§ TASK
Look through the entries. Copy each line that has the word "JSON".

§ DATA TO EXAMINE
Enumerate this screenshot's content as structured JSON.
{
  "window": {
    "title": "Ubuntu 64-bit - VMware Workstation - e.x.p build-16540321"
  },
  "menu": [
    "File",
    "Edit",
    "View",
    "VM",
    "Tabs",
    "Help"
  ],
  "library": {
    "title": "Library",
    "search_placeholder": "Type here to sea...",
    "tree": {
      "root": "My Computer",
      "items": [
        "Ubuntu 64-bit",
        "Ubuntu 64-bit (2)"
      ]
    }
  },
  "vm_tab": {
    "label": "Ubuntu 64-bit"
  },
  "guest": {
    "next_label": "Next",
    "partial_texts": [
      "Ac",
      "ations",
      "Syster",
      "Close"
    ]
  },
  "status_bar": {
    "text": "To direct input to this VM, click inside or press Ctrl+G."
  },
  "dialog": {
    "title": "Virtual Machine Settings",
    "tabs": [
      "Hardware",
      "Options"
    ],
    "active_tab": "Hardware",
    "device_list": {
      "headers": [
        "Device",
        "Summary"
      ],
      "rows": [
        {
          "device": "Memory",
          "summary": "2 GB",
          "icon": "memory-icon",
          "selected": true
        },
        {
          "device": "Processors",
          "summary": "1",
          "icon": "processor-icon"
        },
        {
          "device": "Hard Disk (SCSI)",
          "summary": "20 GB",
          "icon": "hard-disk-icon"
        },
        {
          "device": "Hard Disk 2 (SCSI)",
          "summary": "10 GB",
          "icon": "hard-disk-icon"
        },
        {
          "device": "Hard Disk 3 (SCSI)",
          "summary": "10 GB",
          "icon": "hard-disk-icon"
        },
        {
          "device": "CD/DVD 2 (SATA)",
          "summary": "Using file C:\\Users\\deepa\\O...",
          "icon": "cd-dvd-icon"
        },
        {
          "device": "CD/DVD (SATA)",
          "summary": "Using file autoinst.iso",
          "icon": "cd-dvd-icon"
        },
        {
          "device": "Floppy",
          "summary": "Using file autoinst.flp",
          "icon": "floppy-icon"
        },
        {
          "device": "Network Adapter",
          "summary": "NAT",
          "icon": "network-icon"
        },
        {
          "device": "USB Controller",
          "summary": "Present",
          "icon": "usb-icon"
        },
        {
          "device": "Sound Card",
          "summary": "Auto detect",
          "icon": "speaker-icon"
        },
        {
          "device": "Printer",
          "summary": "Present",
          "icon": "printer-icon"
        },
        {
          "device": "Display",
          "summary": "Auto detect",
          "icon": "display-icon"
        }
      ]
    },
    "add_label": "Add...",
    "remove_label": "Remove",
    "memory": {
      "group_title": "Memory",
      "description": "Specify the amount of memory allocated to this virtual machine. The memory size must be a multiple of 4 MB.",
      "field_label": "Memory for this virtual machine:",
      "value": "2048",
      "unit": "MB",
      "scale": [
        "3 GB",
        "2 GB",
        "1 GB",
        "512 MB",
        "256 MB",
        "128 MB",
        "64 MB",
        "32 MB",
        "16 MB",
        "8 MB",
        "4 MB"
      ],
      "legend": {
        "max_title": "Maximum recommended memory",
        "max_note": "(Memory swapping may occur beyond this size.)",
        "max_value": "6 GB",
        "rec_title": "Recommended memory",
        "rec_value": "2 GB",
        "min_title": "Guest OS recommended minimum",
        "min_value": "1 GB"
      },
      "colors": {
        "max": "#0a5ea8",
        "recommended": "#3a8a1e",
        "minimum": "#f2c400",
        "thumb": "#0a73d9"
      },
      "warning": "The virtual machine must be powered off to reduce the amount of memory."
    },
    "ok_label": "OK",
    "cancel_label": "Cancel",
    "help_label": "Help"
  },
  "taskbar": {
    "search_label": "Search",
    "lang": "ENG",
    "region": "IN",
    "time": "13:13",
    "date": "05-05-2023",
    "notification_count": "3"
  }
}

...

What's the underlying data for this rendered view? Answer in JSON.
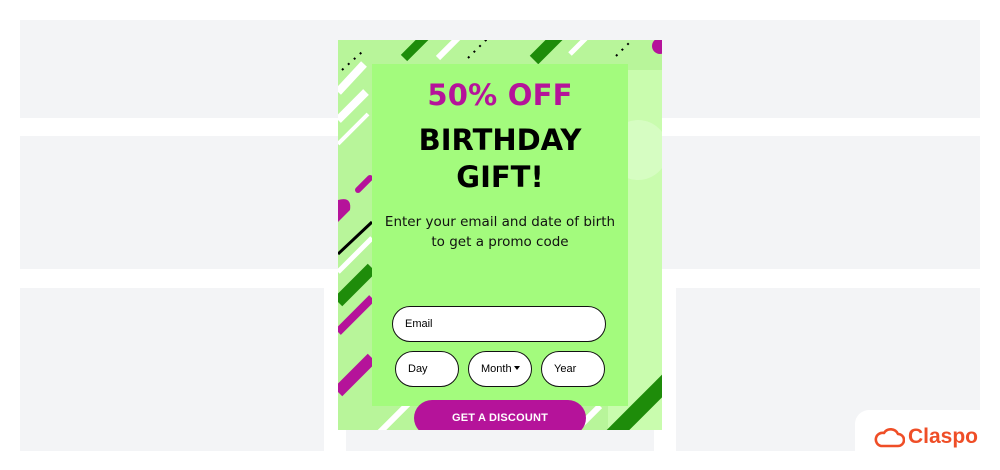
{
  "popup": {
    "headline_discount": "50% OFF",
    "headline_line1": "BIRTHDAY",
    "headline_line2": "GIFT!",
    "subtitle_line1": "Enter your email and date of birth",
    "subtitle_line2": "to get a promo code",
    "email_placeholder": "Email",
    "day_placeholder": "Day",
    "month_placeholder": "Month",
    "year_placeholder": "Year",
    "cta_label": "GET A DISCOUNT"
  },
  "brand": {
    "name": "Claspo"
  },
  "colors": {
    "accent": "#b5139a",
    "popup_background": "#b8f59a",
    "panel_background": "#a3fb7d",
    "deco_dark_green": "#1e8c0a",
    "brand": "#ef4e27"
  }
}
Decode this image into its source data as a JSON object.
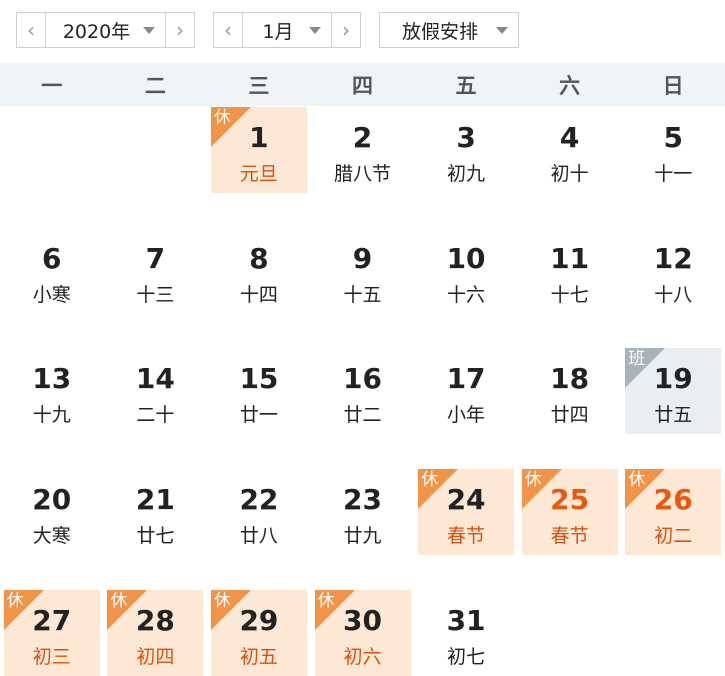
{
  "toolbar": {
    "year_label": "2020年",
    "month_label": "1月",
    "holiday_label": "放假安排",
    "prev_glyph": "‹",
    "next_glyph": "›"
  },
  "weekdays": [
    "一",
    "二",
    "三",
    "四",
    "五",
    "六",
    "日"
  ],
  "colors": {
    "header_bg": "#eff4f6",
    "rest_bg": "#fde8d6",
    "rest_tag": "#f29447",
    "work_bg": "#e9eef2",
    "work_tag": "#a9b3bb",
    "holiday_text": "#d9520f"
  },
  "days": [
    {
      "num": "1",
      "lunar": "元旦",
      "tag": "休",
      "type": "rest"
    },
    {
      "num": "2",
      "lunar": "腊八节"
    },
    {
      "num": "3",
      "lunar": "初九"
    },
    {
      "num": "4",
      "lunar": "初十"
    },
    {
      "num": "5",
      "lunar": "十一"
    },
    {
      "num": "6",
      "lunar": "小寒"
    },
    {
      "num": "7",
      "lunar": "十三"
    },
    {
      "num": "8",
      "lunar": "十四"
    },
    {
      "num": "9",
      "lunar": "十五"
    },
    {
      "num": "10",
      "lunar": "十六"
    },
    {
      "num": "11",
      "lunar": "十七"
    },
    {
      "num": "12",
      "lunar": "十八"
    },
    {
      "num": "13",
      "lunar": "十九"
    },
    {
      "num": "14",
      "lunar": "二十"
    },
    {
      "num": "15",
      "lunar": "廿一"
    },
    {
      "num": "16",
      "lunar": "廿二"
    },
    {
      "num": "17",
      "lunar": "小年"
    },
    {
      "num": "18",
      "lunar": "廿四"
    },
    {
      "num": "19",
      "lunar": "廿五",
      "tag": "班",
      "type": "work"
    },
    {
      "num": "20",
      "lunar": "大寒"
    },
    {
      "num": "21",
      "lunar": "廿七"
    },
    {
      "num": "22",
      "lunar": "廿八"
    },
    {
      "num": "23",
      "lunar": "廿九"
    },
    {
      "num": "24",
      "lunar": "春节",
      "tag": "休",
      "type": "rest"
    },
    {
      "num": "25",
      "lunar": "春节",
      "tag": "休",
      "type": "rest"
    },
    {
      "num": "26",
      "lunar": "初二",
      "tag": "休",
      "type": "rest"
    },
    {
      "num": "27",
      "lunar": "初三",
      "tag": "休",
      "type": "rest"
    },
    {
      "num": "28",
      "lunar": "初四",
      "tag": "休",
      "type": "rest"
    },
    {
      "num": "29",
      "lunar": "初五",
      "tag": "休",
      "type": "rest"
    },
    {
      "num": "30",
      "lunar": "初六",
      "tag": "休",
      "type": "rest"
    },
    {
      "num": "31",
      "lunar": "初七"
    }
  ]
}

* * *

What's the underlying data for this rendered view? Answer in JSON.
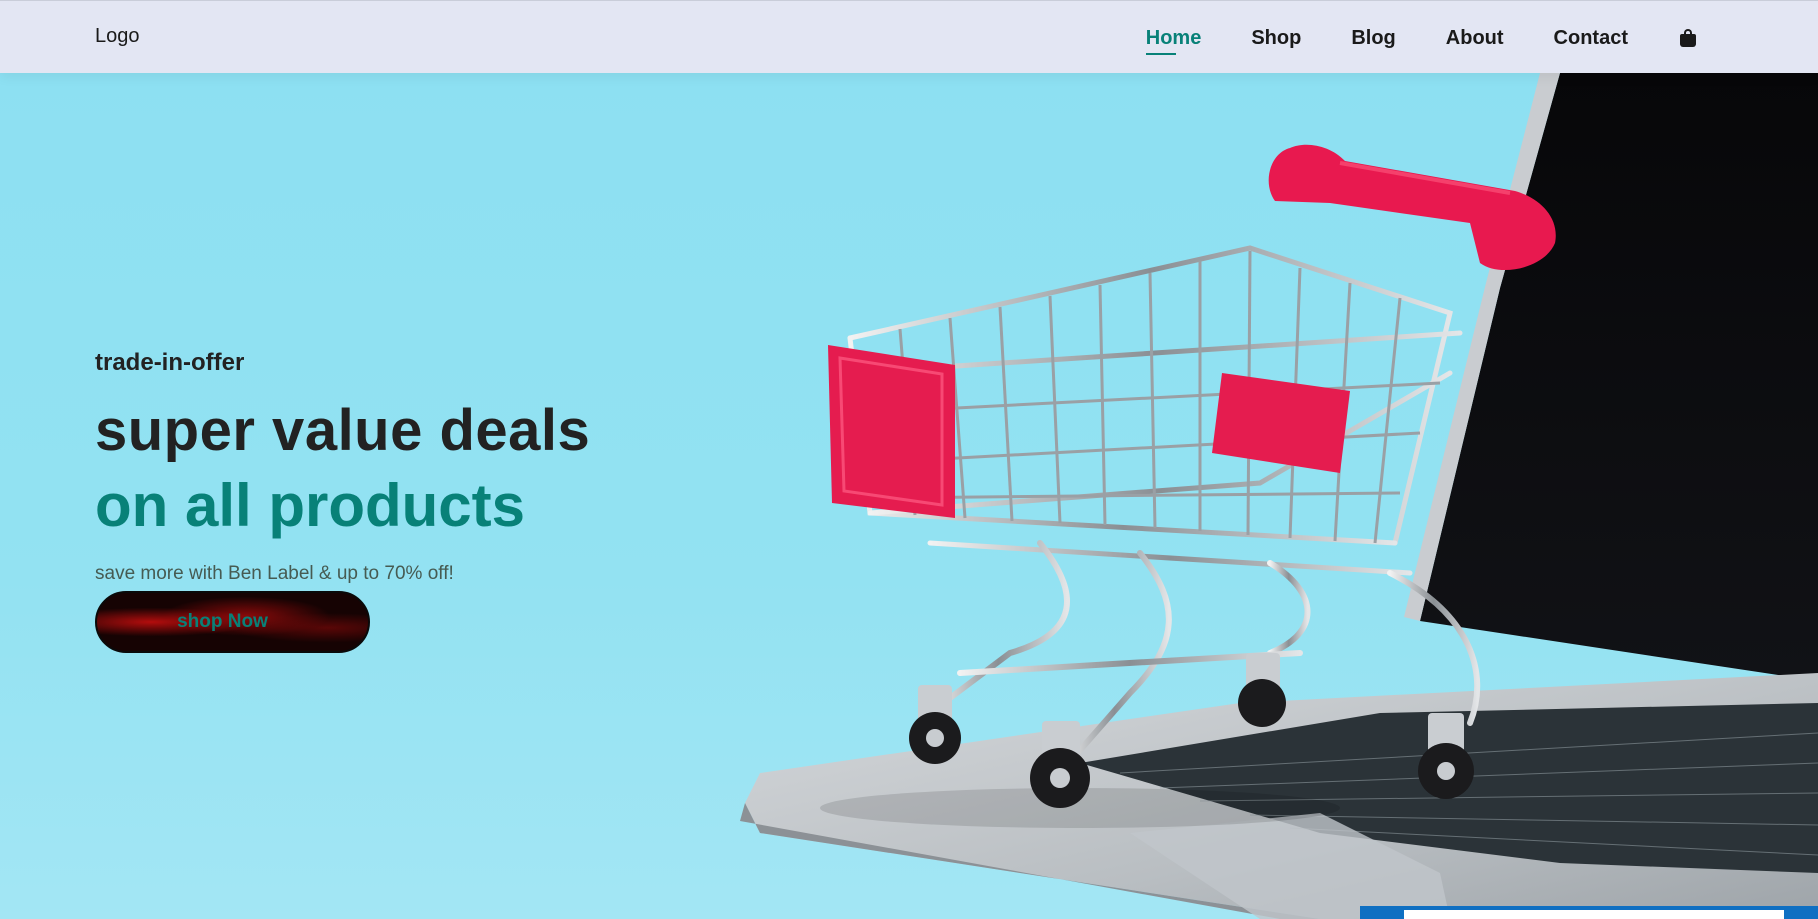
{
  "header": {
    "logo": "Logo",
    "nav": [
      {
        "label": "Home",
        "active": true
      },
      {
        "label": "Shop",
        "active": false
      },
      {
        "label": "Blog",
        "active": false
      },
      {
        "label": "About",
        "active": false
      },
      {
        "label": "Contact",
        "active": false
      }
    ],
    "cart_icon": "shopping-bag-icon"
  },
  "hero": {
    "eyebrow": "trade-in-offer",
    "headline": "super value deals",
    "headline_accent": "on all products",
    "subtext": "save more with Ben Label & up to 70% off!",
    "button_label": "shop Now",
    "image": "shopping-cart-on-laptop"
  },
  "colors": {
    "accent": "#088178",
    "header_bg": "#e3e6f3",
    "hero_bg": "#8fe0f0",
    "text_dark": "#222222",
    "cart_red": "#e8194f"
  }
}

§ WORKED SOLUTION
Enumerate this screenshot's content as structured JSON.
What's the underlying data for this rendered view? Answer in JSON.
Decode this image into its source data as a JSON object.
What's the underlying data for this rendered view? Answer in JSON.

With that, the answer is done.